Take it away, Mark.
That about sums up a lot. Well said....What I don't think the wider community understands when they get irritated with us is that for many runners, the race has huge importance to them and their families. When they honk at some woman struggling through a full marathon they may be honking at someone who has taken up or intensified her running because she wants to feel whole and alive after losing a breast-or a husband. When there aren't people cheering on runners they're not cheering on the runner who has taken up running to feel alive and in control after surviving abuse as a child. These are the stories of many of those who run in our races. Just as we wouldn't grouse about the Labour Day Parade, or the Santa Claus Parade, etc., we shouldn't grouse about (at least a limited number of) these events. We should in fact be honouring and celebrating those who through running have taken control over their bodies and their lives and who are in many cases raising tons of money for local charities to give back in tangible ways to our community.Hand them a section of an orange and call the names on their bibs. Applaud. Wave signs. Volunteer to hand out water or pick up the cups. Runners may not be the soldiers who go off to battle for us but they're deserving of our respect and a place in the community on its streets, at least for a few hours on the odd Sunday morning.
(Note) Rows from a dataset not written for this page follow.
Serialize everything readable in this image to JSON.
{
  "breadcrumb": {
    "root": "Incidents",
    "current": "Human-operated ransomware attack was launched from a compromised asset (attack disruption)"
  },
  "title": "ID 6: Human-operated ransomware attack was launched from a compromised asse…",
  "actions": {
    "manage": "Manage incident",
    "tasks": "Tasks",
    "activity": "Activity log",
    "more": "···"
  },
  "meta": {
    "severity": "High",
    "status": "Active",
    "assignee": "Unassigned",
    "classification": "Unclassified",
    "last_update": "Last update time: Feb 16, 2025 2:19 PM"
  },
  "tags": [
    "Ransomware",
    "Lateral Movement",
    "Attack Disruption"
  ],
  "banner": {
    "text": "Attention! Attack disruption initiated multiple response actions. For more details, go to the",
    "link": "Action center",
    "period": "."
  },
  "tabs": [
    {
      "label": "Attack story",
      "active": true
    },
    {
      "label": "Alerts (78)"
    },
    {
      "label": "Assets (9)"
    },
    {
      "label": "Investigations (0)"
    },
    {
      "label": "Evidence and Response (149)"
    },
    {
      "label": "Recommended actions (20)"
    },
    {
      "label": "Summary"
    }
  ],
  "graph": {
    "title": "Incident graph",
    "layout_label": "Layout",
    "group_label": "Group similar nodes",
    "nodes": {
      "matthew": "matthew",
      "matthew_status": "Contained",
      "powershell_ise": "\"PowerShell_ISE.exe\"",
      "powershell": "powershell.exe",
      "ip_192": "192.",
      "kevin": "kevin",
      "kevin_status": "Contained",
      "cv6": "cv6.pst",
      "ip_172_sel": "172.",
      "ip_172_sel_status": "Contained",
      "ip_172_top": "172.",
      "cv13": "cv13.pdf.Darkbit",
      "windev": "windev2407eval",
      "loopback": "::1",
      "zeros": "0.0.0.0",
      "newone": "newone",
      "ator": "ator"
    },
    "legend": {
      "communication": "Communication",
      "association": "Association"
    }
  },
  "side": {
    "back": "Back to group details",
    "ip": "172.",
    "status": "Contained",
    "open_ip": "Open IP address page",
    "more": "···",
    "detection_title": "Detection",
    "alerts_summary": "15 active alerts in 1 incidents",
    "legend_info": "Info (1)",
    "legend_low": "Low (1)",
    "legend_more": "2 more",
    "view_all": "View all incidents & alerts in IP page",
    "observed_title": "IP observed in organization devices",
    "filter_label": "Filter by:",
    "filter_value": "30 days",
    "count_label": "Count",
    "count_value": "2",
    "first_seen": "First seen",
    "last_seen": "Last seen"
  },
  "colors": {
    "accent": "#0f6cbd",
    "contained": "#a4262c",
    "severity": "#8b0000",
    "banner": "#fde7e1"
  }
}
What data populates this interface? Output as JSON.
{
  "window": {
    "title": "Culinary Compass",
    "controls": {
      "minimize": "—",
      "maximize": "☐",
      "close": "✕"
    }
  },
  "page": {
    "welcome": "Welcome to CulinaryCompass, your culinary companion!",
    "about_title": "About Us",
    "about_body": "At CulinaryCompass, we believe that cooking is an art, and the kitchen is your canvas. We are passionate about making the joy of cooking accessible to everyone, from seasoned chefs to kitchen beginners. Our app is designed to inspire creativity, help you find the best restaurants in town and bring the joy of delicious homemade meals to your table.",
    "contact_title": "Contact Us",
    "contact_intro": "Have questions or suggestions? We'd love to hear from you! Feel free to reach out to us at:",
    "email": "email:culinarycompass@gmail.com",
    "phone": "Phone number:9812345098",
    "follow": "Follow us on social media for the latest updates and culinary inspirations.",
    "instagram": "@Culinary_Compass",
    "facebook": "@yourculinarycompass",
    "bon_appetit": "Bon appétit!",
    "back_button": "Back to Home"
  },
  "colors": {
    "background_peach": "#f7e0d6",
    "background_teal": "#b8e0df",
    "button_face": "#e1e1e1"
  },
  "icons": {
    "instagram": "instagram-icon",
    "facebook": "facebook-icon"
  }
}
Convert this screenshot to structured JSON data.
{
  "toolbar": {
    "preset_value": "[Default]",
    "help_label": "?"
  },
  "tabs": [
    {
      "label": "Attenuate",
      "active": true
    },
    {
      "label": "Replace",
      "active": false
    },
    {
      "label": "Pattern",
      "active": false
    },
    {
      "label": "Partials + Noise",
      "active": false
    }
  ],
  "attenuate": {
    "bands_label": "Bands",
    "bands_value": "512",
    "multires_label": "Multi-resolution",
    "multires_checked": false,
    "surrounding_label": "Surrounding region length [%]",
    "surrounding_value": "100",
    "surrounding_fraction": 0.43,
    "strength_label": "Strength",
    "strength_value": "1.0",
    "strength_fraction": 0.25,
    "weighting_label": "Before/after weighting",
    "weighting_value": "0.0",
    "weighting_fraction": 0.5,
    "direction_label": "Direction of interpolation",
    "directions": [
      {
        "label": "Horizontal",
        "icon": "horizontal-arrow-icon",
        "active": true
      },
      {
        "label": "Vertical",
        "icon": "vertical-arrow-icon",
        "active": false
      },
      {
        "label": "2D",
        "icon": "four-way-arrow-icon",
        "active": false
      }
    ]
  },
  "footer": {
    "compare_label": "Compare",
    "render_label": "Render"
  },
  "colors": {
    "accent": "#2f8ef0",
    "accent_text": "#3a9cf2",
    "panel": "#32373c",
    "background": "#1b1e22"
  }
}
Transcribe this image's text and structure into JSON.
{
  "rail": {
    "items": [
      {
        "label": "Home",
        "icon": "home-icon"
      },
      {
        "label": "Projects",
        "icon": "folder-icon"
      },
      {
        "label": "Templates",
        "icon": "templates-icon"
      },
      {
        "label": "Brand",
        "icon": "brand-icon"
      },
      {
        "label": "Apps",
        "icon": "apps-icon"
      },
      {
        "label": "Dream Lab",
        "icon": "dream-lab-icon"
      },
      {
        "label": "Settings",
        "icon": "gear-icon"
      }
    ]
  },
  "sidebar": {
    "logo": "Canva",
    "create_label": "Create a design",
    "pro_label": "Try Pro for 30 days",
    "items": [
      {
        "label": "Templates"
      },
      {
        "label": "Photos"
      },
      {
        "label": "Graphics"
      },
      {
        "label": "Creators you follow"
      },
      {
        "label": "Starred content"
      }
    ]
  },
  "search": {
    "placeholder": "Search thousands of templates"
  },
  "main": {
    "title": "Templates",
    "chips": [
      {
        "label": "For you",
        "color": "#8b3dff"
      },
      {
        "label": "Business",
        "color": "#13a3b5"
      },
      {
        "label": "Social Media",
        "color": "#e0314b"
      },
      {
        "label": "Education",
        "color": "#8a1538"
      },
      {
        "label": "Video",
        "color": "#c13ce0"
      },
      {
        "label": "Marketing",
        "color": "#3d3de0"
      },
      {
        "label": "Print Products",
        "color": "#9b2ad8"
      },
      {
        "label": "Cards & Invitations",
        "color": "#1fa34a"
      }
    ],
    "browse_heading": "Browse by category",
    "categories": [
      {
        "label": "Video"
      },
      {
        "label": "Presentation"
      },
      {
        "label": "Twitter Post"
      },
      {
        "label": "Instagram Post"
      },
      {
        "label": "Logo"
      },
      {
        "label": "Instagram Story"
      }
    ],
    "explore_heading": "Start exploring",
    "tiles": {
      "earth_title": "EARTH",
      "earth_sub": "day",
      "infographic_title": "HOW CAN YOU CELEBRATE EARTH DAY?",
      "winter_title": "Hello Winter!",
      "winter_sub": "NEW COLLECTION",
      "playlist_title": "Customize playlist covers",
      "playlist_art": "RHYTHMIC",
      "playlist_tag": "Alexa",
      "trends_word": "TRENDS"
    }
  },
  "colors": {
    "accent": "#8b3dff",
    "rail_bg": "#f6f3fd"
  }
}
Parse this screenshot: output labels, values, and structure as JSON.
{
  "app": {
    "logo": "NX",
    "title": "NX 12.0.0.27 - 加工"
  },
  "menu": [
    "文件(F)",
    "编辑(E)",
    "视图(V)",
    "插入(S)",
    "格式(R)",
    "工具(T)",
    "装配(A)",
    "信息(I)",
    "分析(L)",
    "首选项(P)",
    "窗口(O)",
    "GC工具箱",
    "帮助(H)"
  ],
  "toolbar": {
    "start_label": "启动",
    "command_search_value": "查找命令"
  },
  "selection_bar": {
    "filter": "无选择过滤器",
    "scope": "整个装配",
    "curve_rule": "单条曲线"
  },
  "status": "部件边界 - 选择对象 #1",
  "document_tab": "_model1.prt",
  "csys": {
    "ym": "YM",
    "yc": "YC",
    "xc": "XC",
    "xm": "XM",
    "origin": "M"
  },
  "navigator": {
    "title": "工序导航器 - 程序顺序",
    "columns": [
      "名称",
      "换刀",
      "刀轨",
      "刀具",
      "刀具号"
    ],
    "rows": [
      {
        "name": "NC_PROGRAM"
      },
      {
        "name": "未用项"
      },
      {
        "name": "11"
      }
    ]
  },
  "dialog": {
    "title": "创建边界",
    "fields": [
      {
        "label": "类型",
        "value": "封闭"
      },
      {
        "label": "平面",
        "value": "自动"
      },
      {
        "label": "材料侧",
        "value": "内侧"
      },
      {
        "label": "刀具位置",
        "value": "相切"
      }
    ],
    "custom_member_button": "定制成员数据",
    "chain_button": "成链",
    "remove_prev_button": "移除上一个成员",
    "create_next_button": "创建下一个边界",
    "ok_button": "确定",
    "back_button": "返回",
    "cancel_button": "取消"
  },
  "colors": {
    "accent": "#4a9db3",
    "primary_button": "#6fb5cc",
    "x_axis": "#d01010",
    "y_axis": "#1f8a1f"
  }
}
After the Sporting Life 10K fiasco, I had a number of runners answer a call from the race sponsor for feedback. I asked them to give me thoughts about what they thought about Toronto's races. Five of them have kindly responded, and agreed to let me post their answers here with their identities. Their answers are amazing. Here they are: Mark, Andrea, Stan, Aaron and Mike. Race directors take note.
Below are answers from the last three questions.